(Element data from apps and pages)
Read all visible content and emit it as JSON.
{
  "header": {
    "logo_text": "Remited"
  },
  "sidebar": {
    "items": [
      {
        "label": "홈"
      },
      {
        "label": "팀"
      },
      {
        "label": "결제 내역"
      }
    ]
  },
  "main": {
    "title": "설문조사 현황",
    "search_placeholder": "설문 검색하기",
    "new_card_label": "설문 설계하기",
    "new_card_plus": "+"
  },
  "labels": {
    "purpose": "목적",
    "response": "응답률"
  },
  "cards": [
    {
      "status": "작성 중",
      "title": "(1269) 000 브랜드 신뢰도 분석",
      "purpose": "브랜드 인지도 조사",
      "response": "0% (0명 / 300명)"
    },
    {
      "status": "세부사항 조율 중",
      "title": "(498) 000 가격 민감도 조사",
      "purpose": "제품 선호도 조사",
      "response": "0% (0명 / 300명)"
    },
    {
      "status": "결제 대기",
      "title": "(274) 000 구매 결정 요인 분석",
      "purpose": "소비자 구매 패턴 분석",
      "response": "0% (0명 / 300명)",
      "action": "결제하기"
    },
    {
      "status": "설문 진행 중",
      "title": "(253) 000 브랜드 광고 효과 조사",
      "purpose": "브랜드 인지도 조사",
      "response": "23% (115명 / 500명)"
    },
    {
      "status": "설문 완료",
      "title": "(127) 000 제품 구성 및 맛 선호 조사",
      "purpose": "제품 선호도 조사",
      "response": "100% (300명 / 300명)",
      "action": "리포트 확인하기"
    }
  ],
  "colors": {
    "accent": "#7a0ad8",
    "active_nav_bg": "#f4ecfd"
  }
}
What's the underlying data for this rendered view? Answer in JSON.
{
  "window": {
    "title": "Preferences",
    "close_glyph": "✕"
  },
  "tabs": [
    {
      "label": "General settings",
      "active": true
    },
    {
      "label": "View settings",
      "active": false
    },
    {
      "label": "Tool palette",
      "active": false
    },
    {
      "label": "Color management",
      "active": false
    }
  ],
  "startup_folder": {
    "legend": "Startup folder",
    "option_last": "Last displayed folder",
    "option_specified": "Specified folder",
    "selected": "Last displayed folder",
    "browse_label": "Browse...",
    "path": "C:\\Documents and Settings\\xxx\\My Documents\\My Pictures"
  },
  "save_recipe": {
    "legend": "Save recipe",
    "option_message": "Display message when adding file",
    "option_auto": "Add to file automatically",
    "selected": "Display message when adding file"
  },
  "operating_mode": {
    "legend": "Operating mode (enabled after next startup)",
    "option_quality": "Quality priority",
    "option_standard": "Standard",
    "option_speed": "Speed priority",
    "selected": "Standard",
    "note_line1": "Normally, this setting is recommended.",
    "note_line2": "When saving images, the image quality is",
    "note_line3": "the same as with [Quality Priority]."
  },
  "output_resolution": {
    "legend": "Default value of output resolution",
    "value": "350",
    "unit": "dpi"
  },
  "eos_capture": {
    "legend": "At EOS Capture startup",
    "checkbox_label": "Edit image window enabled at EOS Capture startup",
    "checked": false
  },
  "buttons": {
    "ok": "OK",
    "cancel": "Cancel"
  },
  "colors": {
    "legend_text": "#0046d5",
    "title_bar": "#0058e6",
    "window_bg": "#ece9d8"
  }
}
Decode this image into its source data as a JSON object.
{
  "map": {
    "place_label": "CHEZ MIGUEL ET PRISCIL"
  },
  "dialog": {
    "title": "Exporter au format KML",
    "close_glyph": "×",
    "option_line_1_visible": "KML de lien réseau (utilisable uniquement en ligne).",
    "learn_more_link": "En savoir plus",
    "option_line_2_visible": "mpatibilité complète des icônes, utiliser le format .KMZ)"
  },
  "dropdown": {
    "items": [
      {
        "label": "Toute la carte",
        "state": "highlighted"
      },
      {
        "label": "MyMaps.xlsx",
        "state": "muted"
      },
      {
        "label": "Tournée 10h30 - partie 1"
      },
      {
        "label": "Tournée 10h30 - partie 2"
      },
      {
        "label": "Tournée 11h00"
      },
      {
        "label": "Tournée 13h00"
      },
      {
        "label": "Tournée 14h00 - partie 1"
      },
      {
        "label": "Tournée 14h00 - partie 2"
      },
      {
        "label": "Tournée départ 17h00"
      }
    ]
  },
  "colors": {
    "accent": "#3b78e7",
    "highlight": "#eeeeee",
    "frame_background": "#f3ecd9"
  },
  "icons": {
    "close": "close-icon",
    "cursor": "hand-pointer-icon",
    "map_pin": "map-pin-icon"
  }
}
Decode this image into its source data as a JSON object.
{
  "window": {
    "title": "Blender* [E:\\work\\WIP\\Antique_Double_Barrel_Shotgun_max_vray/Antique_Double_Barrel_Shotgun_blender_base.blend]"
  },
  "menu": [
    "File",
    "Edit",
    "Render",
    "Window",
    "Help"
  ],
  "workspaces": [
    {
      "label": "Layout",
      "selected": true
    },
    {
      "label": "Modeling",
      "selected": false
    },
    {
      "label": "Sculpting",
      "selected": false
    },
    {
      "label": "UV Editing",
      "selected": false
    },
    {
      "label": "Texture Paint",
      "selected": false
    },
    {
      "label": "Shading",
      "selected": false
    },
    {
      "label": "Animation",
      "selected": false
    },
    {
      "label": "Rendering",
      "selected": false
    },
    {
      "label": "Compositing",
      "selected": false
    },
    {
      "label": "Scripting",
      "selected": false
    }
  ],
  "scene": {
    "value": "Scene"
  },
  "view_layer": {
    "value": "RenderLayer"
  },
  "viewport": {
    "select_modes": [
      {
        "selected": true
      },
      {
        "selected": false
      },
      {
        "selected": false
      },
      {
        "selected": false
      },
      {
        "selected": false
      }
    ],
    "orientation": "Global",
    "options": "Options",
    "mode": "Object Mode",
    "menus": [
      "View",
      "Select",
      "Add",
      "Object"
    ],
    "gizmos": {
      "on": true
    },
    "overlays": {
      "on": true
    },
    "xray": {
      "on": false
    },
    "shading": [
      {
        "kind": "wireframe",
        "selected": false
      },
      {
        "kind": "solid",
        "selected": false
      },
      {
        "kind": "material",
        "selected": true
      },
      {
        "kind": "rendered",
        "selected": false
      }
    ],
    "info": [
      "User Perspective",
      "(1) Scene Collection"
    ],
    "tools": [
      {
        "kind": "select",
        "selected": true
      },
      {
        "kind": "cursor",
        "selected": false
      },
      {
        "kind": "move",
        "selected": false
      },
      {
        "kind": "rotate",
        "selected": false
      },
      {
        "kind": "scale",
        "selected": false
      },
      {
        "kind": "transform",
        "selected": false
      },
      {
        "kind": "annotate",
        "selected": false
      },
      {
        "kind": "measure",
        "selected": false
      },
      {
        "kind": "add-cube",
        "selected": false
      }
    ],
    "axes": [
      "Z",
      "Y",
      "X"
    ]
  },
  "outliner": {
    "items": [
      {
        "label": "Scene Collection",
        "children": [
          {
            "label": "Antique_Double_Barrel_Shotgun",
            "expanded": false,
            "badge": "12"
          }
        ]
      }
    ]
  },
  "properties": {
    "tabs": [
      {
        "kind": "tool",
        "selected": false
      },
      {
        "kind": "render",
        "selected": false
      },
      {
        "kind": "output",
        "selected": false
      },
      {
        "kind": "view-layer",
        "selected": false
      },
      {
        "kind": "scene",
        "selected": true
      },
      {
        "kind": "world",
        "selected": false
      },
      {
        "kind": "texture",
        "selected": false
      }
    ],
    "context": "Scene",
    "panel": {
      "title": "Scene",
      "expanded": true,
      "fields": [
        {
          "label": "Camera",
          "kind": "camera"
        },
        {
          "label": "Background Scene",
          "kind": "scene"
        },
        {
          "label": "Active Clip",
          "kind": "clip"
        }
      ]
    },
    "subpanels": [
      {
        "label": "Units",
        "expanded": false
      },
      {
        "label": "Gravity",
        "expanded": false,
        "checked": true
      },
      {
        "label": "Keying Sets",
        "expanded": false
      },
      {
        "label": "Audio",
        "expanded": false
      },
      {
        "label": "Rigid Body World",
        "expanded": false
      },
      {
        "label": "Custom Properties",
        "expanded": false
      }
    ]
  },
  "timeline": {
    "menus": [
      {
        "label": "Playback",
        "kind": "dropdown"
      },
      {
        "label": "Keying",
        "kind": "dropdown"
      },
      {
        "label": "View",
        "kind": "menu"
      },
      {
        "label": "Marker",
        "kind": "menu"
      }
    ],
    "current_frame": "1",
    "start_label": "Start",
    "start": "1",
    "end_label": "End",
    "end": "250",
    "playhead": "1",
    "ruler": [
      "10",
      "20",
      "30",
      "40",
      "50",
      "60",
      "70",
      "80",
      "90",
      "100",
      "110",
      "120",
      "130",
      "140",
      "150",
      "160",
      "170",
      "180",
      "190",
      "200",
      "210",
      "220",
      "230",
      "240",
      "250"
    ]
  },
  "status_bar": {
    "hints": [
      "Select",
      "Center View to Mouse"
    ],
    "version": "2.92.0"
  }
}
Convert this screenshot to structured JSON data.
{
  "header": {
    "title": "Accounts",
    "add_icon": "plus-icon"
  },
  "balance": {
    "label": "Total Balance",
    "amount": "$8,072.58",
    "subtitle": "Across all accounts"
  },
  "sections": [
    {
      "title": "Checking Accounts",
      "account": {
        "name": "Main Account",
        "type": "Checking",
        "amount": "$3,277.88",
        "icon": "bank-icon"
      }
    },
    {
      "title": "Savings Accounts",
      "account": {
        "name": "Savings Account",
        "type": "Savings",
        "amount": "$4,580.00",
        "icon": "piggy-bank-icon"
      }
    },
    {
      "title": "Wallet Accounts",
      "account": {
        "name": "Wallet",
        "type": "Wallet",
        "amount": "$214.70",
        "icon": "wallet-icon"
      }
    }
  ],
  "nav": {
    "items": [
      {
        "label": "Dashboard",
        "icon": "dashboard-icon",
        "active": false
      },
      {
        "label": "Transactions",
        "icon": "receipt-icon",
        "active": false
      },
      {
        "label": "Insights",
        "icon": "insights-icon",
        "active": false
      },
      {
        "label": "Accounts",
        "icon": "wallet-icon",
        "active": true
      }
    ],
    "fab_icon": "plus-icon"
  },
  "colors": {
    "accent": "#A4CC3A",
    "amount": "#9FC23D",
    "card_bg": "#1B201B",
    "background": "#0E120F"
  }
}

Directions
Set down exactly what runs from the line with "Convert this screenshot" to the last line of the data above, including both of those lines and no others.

Result for this exercise
Convert this screenshot to structured JSON data.
{
  "header": {
    "title": "Accounts",
    "add_icon": "plus-icon"
  },
  "balance": {
    "label": "Total Balance",
    "amount": "$8,072.58",
    "subtitle": "Across all accounts"
  },
  "sections": [
    {
      "title": "Checking Accounts",
      "account": {
        "name": "Main Account",
        "type": "Checking",
        "amount": "$3,277.88",
        "icon": "bank-icon"
      }
    },
    {
      "title": "Savings Accounts",
      "account": {
        "name": "Savings Account",
        "type": "Savings",
        "amount": "$4,580.00",
        "icon": "piggy-bank-icon"
      }
    },
    {
      "title": "Wallet Accounts",
      "account": {
        "name": "Wallet",
        "type": "Wallet",
        "amount": "$214.70",
        "icon": "wallet-icon"
      }
    }
  ],
  "nav": {
    "items": [
      {
        "label": "Dashboard",
        "icon": "dashboard-icon",
        "active": false
      },
      {
        "label": "Transactions",
        "icon": "receipt-icon",
        "active": false
      },
      {
        "label": "Insights",
        "icon": "insights-icon",
        "active": false
      },
      {
        "label": "Accounts",
        "icon": "wallet-icon",
        "active": true
      }
    ],
    "fab_icon": "plus-icon"
  },
  "colors": {
    "accent": "#A4CC3A",
    "amount": "#9FC23D",
    "card_bg": "#1B201B",
    "background": "#0E120F"
  }
}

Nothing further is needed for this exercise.